In my keynote sessions, marketing training classes and even in past posts for Target Marketing, I’ve asked a critical question of marketers representing all levels of expertise over the past several years: “The 4 Most Powerful Words for Closing Sales?”
To-date, no one has gotten this question right. Yet it is the most important concept to understand if you want to write direct marketing, advertising, social media copy and compelling content that sparks downloads from your website, Live Chats, sales inquiries and repeat sales.
If you read one of my posts from a couple years back, you know those four words to which I’m referring: If not, you could guess all day and likely not get it right. It’s because these four words are not associated with creating a sense of urgency, promising instant gratification, promising elevation in social status, beauty contests, coolness scores and many other things we promise in marketing copy. They are simply words that communicate trust, respect, dignity and personal power.
They are simply:
But You Are Free.
In a market where media and marketing experts suggest we are exposed to more than 4,000 advertisements a day, ads and all the strategies to inspire impulsive behavior continue to lose effectiveness.
Consumers are wise. Many know when they are being played, and they know what to believe and what not to believe, and when to walk away. They don’t fall for those empty promises of smarter, better, faster, prettier, richer, if you buy a given product.
What we do fall for are words that make us feel powerful, independent, respected, individual and a little closer to living a purposeful, actualized life than we were before. “But You Are Free (BYAF)” does just this.
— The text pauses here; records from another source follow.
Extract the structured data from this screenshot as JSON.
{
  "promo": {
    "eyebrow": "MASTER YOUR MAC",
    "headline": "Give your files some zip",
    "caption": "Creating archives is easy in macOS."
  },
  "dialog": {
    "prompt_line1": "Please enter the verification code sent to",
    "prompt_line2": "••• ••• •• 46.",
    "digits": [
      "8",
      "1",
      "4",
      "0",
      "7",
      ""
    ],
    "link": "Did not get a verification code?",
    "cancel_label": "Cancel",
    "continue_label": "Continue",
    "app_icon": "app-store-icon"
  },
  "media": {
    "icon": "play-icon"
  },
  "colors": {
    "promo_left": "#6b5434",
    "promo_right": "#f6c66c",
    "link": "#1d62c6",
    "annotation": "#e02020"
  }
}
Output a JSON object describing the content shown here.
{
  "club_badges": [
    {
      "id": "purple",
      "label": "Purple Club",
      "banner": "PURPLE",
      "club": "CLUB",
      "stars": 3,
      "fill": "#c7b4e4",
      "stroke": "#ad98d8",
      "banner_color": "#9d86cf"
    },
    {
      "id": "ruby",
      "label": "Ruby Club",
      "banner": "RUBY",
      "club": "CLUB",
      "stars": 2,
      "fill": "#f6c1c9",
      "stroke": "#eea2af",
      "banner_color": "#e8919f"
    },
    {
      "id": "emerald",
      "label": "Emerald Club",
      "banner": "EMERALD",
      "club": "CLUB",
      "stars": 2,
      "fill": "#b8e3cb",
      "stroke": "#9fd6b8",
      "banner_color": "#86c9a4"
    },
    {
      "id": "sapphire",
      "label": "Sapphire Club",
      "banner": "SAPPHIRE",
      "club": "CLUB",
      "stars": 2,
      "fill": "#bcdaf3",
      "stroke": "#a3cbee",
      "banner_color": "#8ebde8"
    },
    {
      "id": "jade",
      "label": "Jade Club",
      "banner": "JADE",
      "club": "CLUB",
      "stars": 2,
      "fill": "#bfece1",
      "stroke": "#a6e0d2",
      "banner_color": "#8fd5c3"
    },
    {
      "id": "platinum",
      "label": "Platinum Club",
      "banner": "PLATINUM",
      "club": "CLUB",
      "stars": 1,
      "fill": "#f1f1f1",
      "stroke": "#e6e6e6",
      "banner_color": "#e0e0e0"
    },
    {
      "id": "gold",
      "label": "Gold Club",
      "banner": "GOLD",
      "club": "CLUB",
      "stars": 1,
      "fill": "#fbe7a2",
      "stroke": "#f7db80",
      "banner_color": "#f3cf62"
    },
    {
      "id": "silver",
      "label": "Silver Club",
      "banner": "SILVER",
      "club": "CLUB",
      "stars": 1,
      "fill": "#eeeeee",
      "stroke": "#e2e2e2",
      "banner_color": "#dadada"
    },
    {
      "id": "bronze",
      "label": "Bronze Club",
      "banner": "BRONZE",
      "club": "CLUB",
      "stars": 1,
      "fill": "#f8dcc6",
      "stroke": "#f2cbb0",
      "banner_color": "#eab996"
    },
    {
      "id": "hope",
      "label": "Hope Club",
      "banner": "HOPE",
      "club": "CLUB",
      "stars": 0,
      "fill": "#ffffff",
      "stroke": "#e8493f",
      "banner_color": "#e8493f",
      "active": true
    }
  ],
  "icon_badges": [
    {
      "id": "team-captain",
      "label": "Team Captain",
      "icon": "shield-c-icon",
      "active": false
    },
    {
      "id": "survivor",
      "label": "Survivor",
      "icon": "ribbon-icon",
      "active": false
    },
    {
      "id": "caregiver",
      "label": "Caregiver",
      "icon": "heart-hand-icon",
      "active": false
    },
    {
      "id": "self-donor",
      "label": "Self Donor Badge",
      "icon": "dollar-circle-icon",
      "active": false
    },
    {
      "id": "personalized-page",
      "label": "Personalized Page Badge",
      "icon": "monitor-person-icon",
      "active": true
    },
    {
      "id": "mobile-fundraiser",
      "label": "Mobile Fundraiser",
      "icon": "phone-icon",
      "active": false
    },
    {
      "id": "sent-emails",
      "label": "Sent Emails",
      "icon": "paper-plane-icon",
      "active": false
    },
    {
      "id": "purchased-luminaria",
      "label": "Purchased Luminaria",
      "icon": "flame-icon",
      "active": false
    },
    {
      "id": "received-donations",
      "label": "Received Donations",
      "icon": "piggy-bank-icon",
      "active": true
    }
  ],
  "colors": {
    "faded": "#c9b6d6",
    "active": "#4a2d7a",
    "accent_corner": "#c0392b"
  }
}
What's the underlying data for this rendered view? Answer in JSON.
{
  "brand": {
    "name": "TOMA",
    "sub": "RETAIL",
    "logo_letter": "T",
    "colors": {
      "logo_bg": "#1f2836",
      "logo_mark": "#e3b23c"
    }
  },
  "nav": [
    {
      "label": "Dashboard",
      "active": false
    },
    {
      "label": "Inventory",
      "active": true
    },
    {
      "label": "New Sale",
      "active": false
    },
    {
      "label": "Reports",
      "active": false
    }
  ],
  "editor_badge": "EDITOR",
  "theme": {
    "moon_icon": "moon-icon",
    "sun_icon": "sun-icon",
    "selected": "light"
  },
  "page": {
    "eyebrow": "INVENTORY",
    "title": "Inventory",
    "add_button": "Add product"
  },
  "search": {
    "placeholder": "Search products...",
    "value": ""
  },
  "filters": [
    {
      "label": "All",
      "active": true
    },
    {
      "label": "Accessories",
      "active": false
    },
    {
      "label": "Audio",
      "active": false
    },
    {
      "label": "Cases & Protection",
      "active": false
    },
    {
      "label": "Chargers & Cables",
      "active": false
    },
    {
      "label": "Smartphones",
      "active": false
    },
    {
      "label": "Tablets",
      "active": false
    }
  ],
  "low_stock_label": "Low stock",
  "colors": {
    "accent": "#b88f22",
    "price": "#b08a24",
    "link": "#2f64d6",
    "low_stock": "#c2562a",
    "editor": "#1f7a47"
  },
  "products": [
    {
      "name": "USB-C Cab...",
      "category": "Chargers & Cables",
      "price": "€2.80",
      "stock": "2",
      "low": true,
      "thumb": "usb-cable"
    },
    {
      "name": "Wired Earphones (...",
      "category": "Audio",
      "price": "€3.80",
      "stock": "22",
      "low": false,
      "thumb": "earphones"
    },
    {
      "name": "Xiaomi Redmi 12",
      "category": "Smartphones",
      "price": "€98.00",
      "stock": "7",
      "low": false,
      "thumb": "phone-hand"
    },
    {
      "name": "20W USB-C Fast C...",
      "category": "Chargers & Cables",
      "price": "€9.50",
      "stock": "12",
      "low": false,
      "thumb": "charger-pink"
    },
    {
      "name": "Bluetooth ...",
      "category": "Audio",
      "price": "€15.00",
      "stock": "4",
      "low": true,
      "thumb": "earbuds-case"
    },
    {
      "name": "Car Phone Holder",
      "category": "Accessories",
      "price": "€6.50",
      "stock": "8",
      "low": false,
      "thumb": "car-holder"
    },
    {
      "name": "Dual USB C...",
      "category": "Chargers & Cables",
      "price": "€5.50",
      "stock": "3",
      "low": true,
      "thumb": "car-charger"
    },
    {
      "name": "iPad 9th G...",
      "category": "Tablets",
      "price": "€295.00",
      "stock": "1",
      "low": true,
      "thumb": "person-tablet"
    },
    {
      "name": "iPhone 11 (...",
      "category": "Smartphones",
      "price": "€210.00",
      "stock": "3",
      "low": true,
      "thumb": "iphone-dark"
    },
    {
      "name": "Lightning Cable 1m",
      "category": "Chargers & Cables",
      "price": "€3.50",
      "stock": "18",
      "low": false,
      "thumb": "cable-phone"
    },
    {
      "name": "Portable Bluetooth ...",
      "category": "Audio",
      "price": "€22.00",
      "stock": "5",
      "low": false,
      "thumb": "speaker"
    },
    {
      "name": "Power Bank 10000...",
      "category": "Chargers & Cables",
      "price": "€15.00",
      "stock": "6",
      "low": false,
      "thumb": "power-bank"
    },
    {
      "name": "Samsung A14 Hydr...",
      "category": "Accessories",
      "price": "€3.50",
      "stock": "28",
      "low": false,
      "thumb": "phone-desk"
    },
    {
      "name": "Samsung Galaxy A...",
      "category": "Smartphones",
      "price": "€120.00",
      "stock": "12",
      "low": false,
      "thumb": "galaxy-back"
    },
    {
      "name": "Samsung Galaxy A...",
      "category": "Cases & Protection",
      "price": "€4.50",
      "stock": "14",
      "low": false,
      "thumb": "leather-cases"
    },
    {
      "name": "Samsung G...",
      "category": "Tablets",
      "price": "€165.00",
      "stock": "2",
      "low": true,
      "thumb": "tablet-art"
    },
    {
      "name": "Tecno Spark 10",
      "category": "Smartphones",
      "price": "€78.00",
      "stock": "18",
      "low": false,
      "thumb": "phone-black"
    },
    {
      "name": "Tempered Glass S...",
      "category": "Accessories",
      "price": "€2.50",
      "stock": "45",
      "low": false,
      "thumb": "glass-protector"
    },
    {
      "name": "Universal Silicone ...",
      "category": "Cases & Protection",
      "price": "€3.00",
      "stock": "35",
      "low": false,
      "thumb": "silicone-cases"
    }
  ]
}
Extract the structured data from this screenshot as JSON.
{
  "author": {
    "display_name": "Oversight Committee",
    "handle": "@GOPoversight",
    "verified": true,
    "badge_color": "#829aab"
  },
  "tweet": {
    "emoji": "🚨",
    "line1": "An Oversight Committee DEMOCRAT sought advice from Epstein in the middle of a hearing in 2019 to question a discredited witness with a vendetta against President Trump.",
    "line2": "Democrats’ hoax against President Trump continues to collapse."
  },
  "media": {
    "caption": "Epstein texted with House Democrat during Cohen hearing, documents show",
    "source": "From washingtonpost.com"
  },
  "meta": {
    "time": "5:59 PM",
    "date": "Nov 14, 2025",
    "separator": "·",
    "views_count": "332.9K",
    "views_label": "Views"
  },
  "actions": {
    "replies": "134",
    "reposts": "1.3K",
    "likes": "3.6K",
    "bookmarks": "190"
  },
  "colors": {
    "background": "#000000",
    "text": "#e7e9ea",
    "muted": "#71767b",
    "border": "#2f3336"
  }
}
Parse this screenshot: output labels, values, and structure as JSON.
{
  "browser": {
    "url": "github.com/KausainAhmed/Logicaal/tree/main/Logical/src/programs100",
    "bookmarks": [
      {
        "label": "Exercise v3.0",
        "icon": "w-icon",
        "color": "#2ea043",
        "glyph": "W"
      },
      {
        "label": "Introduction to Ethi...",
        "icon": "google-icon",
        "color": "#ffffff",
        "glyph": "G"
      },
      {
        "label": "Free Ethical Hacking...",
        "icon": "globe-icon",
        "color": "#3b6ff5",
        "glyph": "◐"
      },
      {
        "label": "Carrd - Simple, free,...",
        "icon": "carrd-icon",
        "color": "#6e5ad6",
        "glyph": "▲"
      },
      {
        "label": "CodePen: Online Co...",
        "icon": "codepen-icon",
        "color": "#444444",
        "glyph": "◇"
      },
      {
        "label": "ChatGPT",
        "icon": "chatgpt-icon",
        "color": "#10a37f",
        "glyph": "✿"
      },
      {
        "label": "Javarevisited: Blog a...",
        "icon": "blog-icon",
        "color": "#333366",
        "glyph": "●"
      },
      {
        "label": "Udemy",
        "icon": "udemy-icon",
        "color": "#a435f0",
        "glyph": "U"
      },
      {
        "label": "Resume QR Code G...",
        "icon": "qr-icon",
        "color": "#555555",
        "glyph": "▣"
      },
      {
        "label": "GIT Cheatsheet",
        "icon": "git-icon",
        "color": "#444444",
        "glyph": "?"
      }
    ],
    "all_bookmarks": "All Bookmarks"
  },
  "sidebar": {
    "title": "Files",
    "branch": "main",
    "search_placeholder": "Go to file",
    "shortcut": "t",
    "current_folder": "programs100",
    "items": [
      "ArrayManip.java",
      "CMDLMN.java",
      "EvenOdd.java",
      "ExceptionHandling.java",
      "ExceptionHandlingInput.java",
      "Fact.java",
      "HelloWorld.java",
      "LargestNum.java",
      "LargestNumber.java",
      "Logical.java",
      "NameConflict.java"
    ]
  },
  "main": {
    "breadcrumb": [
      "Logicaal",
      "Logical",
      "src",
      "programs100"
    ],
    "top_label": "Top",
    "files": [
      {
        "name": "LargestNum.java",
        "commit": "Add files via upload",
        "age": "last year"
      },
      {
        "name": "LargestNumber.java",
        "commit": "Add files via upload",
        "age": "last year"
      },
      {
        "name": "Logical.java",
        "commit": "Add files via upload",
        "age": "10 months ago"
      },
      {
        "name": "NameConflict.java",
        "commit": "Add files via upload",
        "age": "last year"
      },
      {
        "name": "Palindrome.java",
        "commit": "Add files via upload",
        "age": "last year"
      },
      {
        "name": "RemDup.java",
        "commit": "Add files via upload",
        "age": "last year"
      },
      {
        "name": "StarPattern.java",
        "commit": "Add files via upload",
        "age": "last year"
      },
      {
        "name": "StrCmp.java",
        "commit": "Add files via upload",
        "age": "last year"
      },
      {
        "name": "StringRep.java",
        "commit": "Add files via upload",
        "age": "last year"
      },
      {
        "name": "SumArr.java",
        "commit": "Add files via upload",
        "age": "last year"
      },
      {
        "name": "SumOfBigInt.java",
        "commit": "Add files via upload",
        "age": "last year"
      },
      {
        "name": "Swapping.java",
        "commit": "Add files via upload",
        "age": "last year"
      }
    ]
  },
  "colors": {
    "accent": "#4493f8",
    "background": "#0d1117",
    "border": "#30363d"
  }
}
When a salesperson provides us information to help us make a decision, or provides us with a choice, and then tells us we will still be respected and valued, and offered help in the future, no matter what we chose, we feel many of the things mentioned earlier. And when we feel powerful, respected, wise, we tend to align with those who make us feel that way. This is where persuasion occurs. Not with intimidating, anxiety-enducing statements like, “One seat left at this price,” “Limited Time” and “This offer won’t last long.”
The BYAF concept was discovered through studies first conducted in 2000 by social psychology researchers, Nicolas Gueguen and Alexandre Pascual, who sought to understand what resulted in the greatest compliance for doing a simple task. They asked subjects on a city street to give money to a cause and were only able to get 10 percent of those asked to comply. When they added the phrase, “but you are free to accept or refuse,” nearly 48 percent complied, and in many cases, the amount of the gift donated was greater than before. Subsequently, they found that by using these same words to get people to take a survey, the compliance rate was also substantially higher.
The key here is the simple old adage of, “people like to be told, not sold.”
When we are being told something and then told we are respected for the choice we make, we respond differently than when we are simply being sold. This is where content marketing has taken off so successfully. It is the act of informing and establishing mutually respectful relationships vs. pushing for a sale.
In short, successful marketing, and the language of persuasion, is not the choice of words we make, it is the information shared and choices we provide without consequence to those with whom we are building brand relationships. Words that inform, enlighten, engage, followed by words that support and respect personal choice and empowerment create the greatest language of persuasion.
For more insights on BYAF, refer to my post dated April 2016. You are free to read it or not, and regardless, I’ll still post on this same topic next month!